Erin Coates was an editor for The Western Journal for over two years before becoming a news writer. She grew up in San Diego, California, proceeding to attend the University of Oregon and graduate with honors holding a degree in journalism. During her time in Oregon, Erin was an associate editor for Ethos Magazine and a freelance writer for Eugene Magazine. She has conducted research in data journalism, which has been published in the book “Data Journalism: Past, Present and Future.” Erin is an avid runner with a heart for encouraging young girls and has served as a coach for the organization Girls on the Run. As a writer and editor, Erin strives to promote social dialogue and tell the story of those around her.
Tucson, Arizona
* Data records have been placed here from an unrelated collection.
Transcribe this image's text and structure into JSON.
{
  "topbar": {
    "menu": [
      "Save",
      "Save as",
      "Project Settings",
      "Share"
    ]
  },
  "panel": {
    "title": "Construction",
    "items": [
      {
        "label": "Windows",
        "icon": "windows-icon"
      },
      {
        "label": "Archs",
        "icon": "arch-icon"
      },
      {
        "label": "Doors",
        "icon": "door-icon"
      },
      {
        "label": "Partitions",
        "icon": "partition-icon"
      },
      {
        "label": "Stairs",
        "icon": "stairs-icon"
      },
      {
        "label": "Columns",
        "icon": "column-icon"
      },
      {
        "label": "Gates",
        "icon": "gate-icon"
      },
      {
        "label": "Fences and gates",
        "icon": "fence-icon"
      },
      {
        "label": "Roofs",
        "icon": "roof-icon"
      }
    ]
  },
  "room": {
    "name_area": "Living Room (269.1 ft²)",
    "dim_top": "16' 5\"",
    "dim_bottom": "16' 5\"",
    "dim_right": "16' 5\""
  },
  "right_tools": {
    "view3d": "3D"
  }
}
Graduated with Honors
Bachelor of Arts in Journalism, University of Oregon
Books Written
Contributor for Data Journalism: Past, Present and Future
Prescott, Arizona
Languages Spoken
English, French
Topics of Expertise
Politics, Health, Entertainment, Faith